START LISTED ENTRIES
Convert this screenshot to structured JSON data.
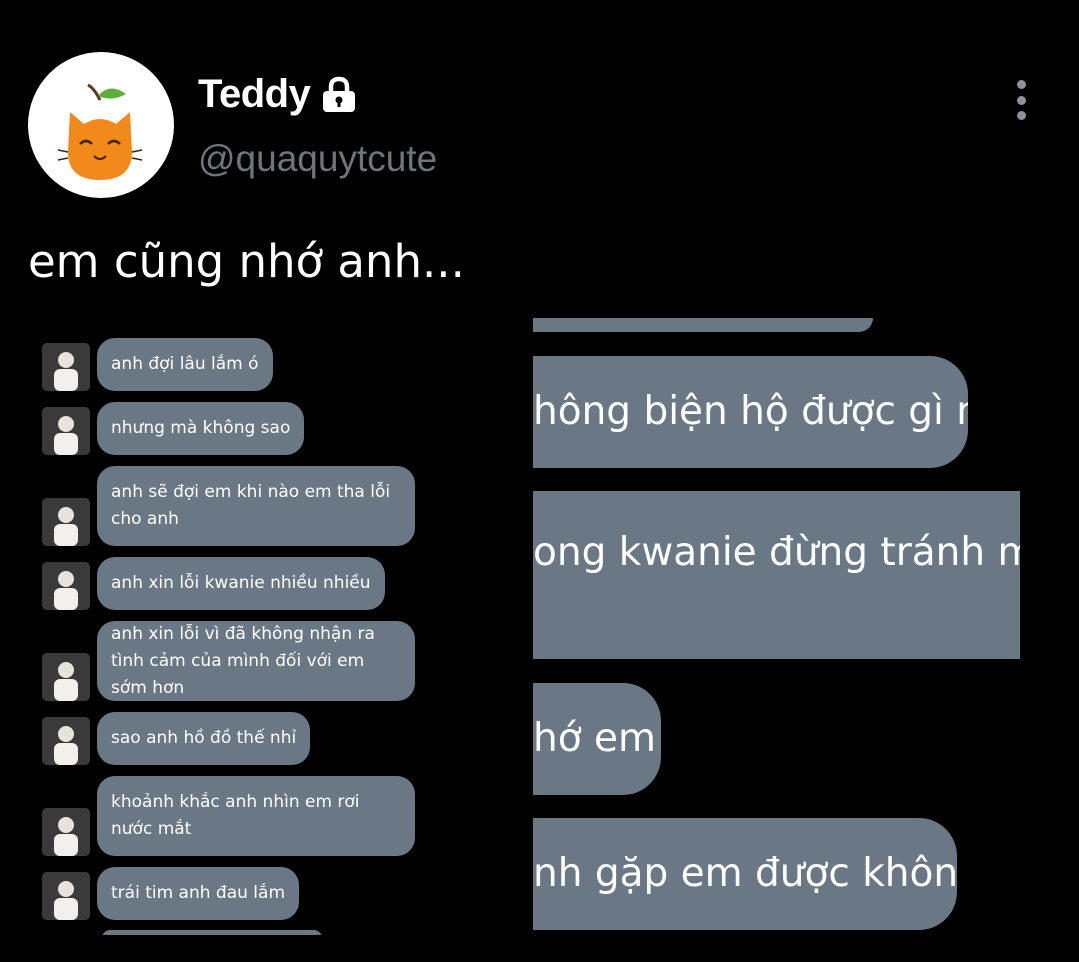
{
  "author": {
    "display_name": "Teddy",
    "handle": "@quaquytcute",
    "locked_icon": "lock-icon",
    "avatar_icon": "orange-cat-icon"
  },
  "menu_icon": "more-vertical-icon",
  "tweet": {
    "text": "em cũng nhớ anh..."
  },
  "chat_left": {
    "messages": [
      "anh đợi lâu lắm ó",
      "nhưng mà không sao",
      "anh sẽ đợi em khi nào em tha lỗi cho anh",
      "anh xin lỗi kwanie nhiều nhiều",
      "anh xin lỗi vì đã không nhận ra tình cảm của mình đối với em sớm hơn",
      "sao anh hồ đồ thế nhỉ",
      "khoảnh khắc anh nhìn em rơi nước mắt",
      "trái tim anh đau lắm"
    ]
  },
  "chat_right": {
    "messages": [
      "hông biện hộ được gì nữa",
      "ong kwanie đừng tránh mặt",
      "hớ em",
      "nh gặp em được không..."
    ]
  },
  "colors": {
    "background": "#000000",
    "bubble": "#6a7785",
    "handle": "#6e767d"
  }
}
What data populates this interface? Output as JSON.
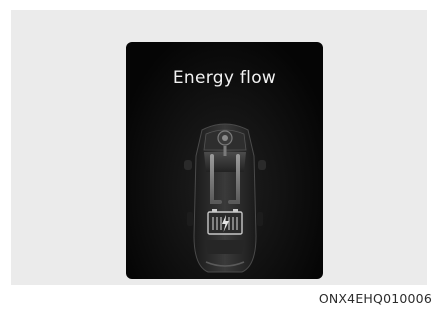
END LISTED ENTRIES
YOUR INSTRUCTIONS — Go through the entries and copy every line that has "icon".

RESULT —
    "locked_icon": "lock-icon",
    "avatar_icon": "orange-cat-icon"
  "menu_icon": "more-vertical-icon",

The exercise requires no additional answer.